** Opening PROVIDED DATA block **
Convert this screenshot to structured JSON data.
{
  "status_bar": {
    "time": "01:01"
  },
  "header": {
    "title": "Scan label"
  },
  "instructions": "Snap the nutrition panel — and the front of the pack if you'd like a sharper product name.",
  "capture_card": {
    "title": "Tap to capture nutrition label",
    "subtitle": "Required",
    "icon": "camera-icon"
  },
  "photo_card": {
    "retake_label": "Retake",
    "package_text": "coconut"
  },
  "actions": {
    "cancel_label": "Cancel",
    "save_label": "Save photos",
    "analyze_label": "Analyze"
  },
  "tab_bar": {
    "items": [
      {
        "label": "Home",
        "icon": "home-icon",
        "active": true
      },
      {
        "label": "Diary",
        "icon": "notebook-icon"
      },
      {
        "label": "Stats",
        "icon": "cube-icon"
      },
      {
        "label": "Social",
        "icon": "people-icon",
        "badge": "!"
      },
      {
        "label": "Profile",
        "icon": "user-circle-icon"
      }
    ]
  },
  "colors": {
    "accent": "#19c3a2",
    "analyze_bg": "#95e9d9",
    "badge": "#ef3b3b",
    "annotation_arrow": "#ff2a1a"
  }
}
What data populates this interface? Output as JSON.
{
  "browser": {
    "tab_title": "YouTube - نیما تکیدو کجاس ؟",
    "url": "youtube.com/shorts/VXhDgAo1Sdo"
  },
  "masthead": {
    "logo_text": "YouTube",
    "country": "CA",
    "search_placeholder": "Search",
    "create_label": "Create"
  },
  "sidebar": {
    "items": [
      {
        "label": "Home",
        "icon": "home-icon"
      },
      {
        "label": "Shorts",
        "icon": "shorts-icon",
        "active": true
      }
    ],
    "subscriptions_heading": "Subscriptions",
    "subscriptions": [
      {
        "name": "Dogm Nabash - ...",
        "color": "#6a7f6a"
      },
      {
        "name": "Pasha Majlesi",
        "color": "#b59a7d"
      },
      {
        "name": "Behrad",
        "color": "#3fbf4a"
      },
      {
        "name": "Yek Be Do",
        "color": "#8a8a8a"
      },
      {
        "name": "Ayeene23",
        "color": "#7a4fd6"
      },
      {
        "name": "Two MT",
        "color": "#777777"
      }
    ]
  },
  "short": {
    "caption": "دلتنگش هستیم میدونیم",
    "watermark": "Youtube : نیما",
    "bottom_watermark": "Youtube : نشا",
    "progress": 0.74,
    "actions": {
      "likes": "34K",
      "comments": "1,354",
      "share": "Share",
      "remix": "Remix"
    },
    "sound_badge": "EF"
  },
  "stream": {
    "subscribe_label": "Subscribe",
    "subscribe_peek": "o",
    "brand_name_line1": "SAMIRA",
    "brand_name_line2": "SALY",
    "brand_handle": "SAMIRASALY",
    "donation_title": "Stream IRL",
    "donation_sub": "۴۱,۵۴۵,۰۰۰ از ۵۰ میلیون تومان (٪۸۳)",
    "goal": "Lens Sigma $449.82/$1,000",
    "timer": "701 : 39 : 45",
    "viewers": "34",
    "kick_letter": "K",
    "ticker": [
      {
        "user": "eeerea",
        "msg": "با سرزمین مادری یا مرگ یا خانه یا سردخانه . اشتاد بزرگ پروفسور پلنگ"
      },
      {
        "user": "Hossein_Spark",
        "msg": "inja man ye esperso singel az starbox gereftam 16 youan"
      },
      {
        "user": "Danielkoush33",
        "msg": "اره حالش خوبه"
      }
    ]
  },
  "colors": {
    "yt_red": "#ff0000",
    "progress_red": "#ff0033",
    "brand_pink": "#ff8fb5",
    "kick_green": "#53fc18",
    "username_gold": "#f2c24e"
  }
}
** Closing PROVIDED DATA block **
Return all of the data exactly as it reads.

_EXERCISE SOLUTION:_
Convert this screenshot to structured JSON data.
{
  "status_bar": {
    "time": "01:01"
  },
  "header": {
    "title": "Scan label"
  },
  "instructions": "Snap the nutrition panel — and the front of the pack if you'd like a sharper product name.",
  "capture_card": {
    "title": "Tap to capture nutrition label",
    "subtitle": "Required",
    "icon": "camera-icon"
  },
  "photo_card": {
    "retake_label": "Retake",
    "package_text": "coconut"
  },
  "actions": {
    "cancel_label": "Cancel",
    "save_label": "Save photos",
    "analyze_label": "Analyze"
  },
  "tab_bar": {
    "items": [
      {
        "label": "Home",
        "icon": "home-icon",
        "active": true
      },
      {
        "label": "Diary",
        "icon": "notebook-icon"
      },
      {
        "label": "Stats",
        "icon": "cube-icon"
      },
      {
        "label": "Social",
        "icon": "people-icon",
        "badge": "!"
      },
      {
        "label": "Profile",
        "icon": "user-circle-icon"
      }
    ]
  },
  "colors": {
    "accent": "#19c3a2",
    "analyze_bg": "#95e9d9",
    "badge": "#ef3b3b",
    "annotation_arrow": "#ff2a1a"
  }
}
What data populates this interface? Output as JSON.
{
  "browser": {
    "tab_title": "YouTube - نیما تکیدو کجاس ؟",
    "url": "youtube.com/shorts/VXhDgAo1Sdo"
  },
  "masthead": {
    "logo_text": "YouTube",
    "country": "CA",
    "search_placeholder": "Search",
    "create_label": "Create"
  },
  "sidebar": {
    "items": [
      {
        "label": "Home",
        "icon": "home-icon"
      },
      {
        "label": "Shorts",
        "icon": "shorts-icon",
        "active": true
      }
    ],
    "subscriptions_heading": "Subscriptions",
    "subscriptions": [
      {
        "name": "Dogm Nabash - ...",
        "color": "#6a7f6a"
      },
      {
        "name": "Pasha Majlesi",
        "color": "#b59a7d"
      },
      {
        "name": "Behrad",
        "color": "#3fbf4a"
      },
      {
        "name": "Yek Be Do",
        "color": "#8a8a8a"
      },
      {
        "name": "Ayeene23",
        "color": "#7a4fd6"
      },
      {
        "name": "Two MT",
        "color": "#777777"
      }
    ]
  },
  "short": {
    "caption": "دلتنگش هستیم میدونیم",
    "watermark": "Youtube : نیما",
    "bottom_watermark": "Youtube : نشا",
    "progress": 0.74,
    "actions": {
      "likes": "34K",
      "comments": "1,354",
      "share": "Share",
      "remix": "Remix"
    },
    "sound_badge": "EF"
  },
  "stream": {
    "subscribe_label": "Subscribe",
    "subscribe_peek": "o",
    "brand_name_line1": "SAMIRA",
    "brand_name_line2": "SALY",
    "brand_handle": "SAMIRASALY",
    "donation_title": "Stream IRL",
    "donation_sub": "۴۱,۵۴۵,۰۰۰ از ۵۰ میلیون تومان (٪۸۳)",
    "goal": "Lens Sigma $449.82/$1,000",
    "timer": "701 : 39 : 45",
    "viewers": "34",
    "kick_letter": "K",
    "ticker": [
      {
        "user": "eeerea",
        "msg": "با سرزمین مادری یا مرگ یا خانه یا سردخانه . اشتاد بزرگ پروفسور پلنگ"
      },
      {
        "user": "Hossein_Spark",
        "msg": "inja man ye esperso singel az starbox gereftam 16 youan"
      },
      {
        "user": "Danielkoush33",
        "msg": "اره حالش خوبه"
      }
    ]
  },
  "colors": {
    "yt_red": "#ff0000",
    "progress_red": "#ff0033",
    "brand_pink": "#ff8fb5",
    "kick_green": "#53fc18",
    "username_gold": "#f2c24e"
  }
}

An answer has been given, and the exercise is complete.